Good decision-making skills can set you up as a teen for success later in life. Additionally, good
decision-making skills help teens manage their stress levels better.
1. Get Guidance
One of the keys to making the best decisions as a teenager, involves seeking guidance from trusted adults. Be willing to take criticism when necessary, but don't be afraid to step back and make mistake.
Sometimes, natural consequences can provide valuable life lessons. Ensure you learn from your mistakes and discuss with your trusted persons how to make a better choice in the future.
2. Identify the Problem
Sometimes, teens ignore problems or blame other people for them. A teen may say he's failing math because his teacher doesn't explain the assignments. Or, he may avoid doing his homework because he's too anxious to face the pile of work he's been avoiding. It is however very important to identify the problem/root cause(s).
3. Brainstorm Options
Often, teens think there are only one or two solutions to a problem. But with some time and encouragement, you can usually come up with a long list of creative solutions.
Challenge yourself to identify as many choices as possible even if they seem like a bad idea, list as many as you can and write down your options so that they can be reviewed.
4. Review the Pros and Cons
Once you have a list of options, learn to identify the potential pros and cons of each one.
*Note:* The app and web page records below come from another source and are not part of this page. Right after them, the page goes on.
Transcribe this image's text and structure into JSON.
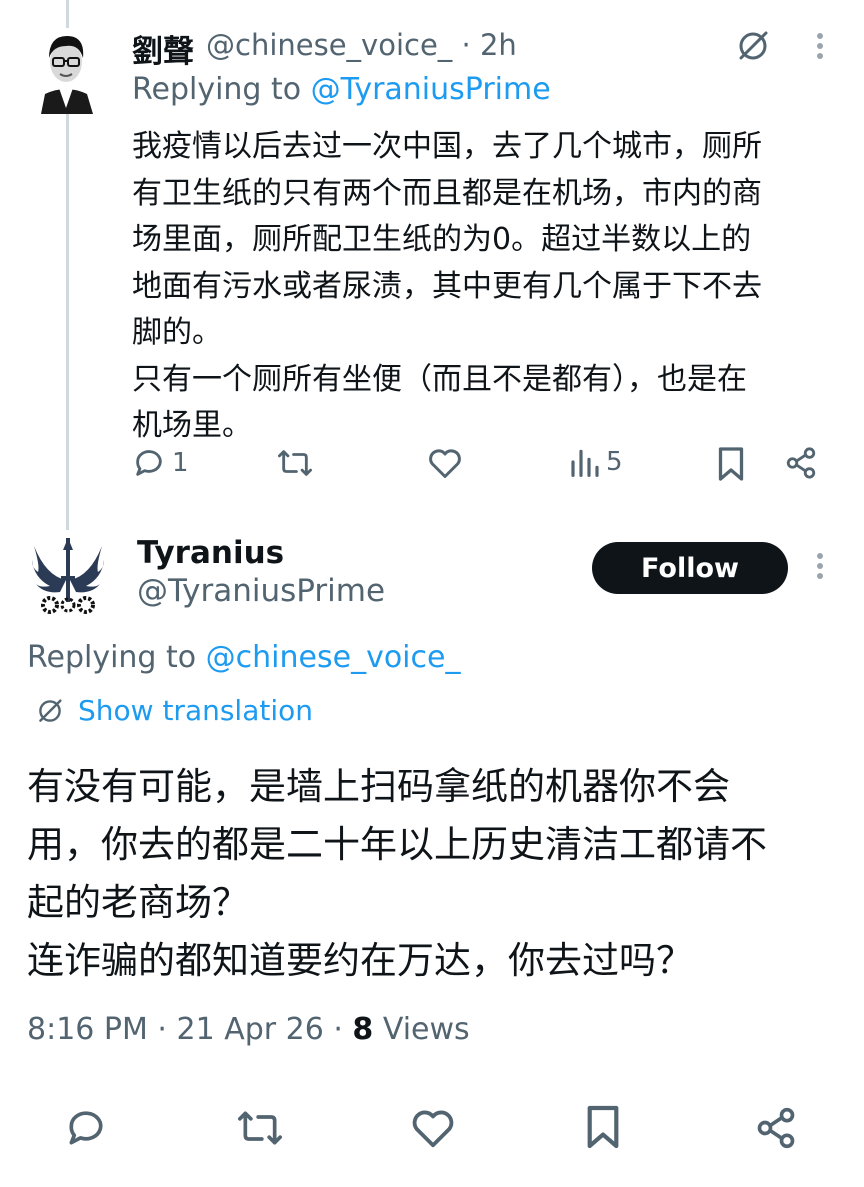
{
  "reply_parent": {
    "author_name": "劉聲",
    "author_handle": "@chinese_voice_",
    "time": " · 2h",
    "replying_prefix": "Replying to ",
    "replying_handle": "@TyraniusPrime",
    "body": "我疫情以后去过一次中国，去了几个城市，厕所\n有卫生纸的只有两个而且都是在机场，市内的商\n场里面，厕所配卫生纸的为0。超过半数以上的\n地面有污水或者尿渍，其中更有几个属于下不去\n脚的。\n只有一个厕所有坐便（而且不是都有），也是在\n机场里。",
    "counts": {
      "replies": "1",
      "views": "5"
    }
  },
  "main_tweet": {
    "author_name": "Tyranius",
    "author_handle": "@TyraniusPrime",
    "follow_label": "Follow",
    "replying_prefix": "Replying to ",
    "replying_handle": "@chinese_voice_",
    "show_translation": "Show translation",
    "body": "有没有可能，是墙上扫码拿纸的机器你不会\n用，你去的都是二十年以上历史清洁工都请不\n起的老商场？\n连诈骗的都知道要约在万达，你去过吗？",
    "time": "8:16 PM · 21 Apr 26 · ",
    "views_count": "8",
    "views_label": " Views"
  },
  "colors": {
    "accent": "#1d9bf0",
    "muted": "#536471",
    "text": "#0f1419"
  },
  "icons": [
    "grok-translate-icon",
    "more-icon",
    "reply-icon",
    "retweet-icon",
    "like-icon",
    "views-icon",
    "bookmark-icon",
    "share-icon"
  ]
}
Writing down the pros and cons will help you see for herself which option could be the best choice.
Note that emotions can play a big role in decisions. Fear may prevent you from trying something new while excitement may cause you to underestimate risk.
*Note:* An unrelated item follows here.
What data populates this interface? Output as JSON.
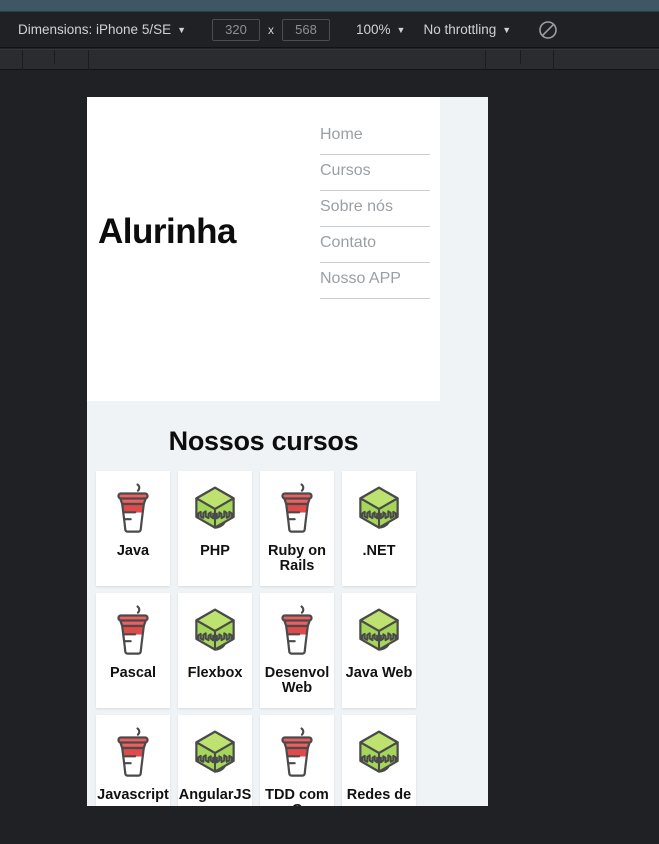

Also, there isn't always a bad choice. Choosing between two good colleges will have pros and cons but both options may be good ones. So while it may be stressful to choose, it could be a good problem to have.
5. Create a Plan to Move Forward
Once you have reviewed the pros and cons of your options, talk about how to move forward. Identify what steps you can take next.
In summary, it is important to note that failing forward is highly encouraged. Be open to making mistakes, however be accountable to a trusted adult or adults.